I don’t think that I have to spend much time on telling you that this is complete and utter nonsense that’s not supported by any evidence. Just the logistics involved and the amount of people who need to be in on this make it impossible to do.
The reason I’m now talking about this is that Watts published a guest blog post by Tim Ball (archived here) in which Ball talks about the nonsense of chemtrails. With Watts saying this about it in a note he attached at the beginning:
Like with the essay Saturday about isotasy/glacial rebound being a myth, I don’t think the chemtrails idea has any merit whatsoever. Dr. Tim Ball points out more bad science – chemtrails, which are really just contrails, and which has a cult-like following much like some of the worst theories of global warming zealots – Anthony
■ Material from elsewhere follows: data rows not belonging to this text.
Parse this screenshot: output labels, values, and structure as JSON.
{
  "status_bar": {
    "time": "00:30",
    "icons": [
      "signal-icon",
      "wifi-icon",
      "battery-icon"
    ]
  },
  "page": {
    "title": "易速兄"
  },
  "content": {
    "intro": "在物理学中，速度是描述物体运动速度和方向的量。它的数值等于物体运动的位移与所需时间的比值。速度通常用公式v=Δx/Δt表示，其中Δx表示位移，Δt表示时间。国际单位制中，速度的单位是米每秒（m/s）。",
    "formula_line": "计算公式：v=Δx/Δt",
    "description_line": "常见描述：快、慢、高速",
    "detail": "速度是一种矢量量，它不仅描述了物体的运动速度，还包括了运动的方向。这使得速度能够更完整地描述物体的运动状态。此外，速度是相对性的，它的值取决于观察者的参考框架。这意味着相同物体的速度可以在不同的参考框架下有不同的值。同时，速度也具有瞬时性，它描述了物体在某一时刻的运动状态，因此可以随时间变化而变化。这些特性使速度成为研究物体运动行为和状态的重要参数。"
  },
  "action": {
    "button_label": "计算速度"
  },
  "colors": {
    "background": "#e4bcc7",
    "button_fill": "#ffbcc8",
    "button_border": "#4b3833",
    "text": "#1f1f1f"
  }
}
The guest blog post in question is written by Richard Guy who argues in it that Post Glacial rebound is a myth (also known as isostatic rebound). According to him it’s a “false concept” and says that it’s part of “Geological theology”. This last one is apparently his way of referring to the scientific field of geology.
The evidence he uses to argue for this is ‘interesting’ to say the least:
Q. Why do a couple of guest essays have nom de plum names? Aren’t you adamant about people putting their names behind their words?
A. Anyone who publishes on WUWT must be known to the proprietor, and they are all known to me. This requirement is mainly for legal reasons. When running a large enterprise such as this, there may be a legal challenges to writing, and the writer must be held accountable for his/her own words in that case. For the few occasions where somebody wants to publish on WUWT using a nom de plume, the first requirement is full disclosure before publication, and that communications is recorded should there ever be an issue in the furture. Of the nearly 10,000 posts on WUWT, there are just a few that were given the opportunity to publish this way. For good reason, some of those authors fear things like this from activists such as Greenpeace: We know who you are. We know where you live. We know where you work. And we be many, but you be few.
Publishing on WUWT under a nom de plume known to the proprietor is different from anonymous commenters or some of my doppleganger blog children who use the cloak of anonymity to launch personal attacks against me or contributors to WUWT. For example, in a U.S. court of law, the accused is given the right to openly face the accuser(s). WUWT’s author policy of allows for that if need be. With external attackers who claim self righteousness under the cloak of anonymity, not so much.
No, allowing nom de plum names – also known as pseudonyms – for authors of content on your website is not different from anonymous users criticising Watts.
Continue reading Responding To Watts About Anonymous Opinions
For those that might not know this, @wottsupwiththat is the person who runs the WordPress blog WottsUpWithThat. A blog that has as goal to “address climate science claims made on Anthony Watts’s Watts Up With That (WUWT) site.” And so far Wotts has been very critical towards some of the nonsense that’s published on WUWT.